Royal Dutch Shell PLC says it's shifting away from growing its liquefied natural gas business, a move that raises fresh doubts about the future of its proposed LNG Canada project in Kitimat, B.C.
The company said Tuesday the pace of new investment in LNG will slow as it moderates growth and prioritizes cash flow generation and returns on existing projects.
Shell said that while its integrated gas business was previously a "growth priority," it has now reached a critical mass after completing the acquisition of gas giant BG Group in February.
Oil and gas analyst Dirk Lever at Altacorp Capital said the announcement doesn't mean an end to the company's LNG Canada project, which could cost up to $40-billion (U.S.) to build, but it could push development further down the road.
In February, Shell postponed a final investment decision on the project until the end of the year, a timeline it maintained in its latest presentation Tuesday.
Shell and LNG Canada deferred questions on future LNG spending in Canada to each other.
The proposed Prince Rupert LNG project in B.C. that BG put on hold in 2014 does not appear on a list of projects with pending investment decisions in Shell's presentation released Tuesday.
The LNG Canada project would export up to 24 million tonnes of LNG per year, while the Prince Rupert project was designed to export up to 21 million tonnes of LNG annually.

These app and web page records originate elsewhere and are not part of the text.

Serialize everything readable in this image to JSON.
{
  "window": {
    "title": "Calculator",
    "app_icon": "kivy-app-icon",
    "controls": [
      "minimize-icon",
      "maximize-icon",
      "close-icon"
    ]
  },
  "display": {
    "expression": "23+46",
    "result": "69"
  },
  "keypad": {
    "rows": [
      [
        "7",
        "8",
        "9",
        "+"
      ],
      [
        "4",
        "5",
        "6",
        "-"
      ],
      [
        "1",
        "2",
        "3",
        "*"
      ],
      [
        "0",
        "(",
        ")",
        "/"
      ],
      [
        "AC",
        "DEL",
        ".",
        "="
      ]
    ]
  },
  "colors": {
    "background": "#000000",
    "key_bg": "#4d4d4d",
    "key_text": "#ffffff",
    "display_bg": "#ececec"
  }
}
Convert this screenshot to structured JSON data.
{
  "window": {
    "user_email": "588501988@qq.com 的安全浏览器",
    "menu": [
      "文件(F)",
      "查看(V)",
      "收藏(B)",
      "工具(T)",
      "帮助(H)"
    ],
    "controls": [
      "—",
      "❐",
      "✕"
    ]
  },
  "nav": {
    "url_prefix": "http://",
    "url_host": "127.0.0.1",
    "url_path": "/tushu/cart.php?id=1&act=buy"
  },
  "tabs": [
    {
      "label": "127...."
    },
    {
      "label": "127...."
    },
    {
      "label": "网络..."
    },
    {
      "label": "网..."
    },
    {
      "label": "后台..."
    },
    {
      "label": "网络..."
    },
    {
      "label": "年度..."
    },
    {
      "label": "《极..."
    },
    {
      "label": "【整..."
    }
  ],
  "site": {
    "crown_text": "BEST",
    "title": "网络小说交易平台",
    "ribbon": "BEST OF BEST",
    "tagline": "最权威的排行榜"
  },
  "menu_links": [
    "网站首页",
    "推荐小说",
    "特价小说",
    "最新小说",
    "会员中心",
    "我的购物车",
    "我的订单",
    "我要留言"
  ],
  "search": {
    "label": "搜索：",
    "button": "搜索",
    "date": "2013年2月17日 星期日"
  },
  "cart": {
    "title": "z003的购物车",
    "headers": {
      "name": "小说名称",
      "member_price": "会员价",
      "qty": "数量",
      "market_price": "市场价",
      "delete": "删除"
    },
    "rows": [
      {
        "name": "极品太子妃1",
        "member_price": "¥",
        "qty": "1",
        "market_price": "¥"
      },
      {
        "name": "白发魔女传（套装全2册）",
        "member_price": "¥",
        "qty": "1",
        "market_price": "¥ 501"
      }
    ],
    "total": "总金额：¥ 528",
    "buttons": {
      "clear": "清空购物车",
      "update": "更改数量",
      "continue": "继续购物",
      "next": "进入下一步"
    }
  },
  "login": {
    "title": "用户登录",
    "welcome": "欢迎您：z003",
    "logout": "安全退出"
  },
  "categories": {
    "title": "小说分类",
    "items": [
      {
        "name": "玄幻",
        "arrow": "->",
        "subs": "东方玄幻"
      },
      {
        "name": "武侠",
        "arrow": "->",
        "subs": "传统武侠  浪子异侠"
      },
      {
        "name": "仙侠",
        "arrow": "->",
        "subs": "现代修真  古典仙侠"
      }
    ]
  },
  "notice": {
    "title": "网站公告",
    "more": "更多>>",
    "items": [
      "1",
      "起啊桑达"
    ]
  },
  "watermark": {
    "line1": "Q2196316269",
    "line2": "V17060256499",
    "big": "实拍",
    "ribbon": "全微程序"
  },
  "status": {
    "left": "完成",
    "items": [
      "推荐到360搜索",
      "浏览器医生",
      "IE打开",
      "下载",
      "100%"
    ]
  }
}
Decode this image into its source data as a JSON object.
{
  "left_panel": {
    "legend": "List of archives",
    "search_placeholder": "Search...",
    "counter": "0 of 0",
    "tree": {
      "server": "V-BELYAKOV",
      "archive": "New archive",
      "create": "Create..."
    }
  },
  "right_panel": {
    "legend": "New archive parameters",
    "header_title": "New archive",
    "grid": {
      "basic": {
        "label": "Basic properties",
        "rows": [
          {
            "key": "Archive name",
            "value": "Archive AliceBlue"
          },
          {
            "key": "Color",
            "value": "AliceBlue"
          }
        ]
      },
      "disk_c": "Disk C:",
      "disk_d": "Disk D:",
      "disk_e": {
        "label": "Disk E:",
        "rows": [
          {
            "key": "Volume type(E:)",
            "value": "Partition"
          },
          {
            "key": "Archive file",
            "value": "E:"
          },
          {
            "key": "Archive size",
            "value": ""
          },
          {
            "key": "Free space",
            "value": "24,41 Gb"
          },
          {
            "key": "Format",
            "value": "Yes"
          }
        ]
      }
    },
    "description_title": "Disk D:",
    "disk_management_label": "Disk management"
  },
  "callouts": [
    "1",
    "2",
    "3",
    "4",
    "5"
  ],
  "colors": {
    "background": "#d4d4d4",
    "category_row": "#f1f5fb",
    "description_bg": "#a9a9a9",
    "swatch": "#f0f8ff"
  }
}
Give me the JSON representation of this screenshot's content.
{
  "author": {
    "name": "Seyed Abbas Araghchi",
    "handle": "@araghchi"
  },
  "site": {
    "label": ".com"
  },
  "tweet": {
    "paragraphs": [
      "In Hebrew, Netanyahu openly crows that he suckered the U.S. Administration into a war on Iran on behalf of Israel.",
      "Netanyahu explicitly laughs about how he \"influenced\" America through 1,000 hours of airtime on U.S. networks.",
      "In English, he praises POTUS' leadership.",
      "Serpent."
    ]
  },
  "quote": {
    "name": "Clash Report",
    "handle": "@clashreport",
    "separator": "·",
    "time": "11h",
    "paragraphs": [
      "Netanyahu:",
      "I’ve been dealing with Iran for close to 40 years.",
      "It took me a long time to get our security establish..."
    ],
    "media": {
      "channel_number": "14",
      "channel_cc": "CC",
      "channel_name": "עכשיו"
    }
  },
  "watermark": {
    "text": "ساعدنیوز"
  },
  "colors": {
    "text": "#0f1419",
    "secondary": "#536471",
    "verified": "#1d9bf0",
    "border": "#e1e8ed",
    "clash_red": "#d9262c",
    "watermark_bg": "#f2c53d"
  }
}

Shell owns a 50-per-cent stake in the LNG Canada project it is developing with partners Korea Gas Corp., Mitsubishi Corp., and PetroChina Co. Ltd. Shell now fully owns the Prince Rupert project following the BG merger.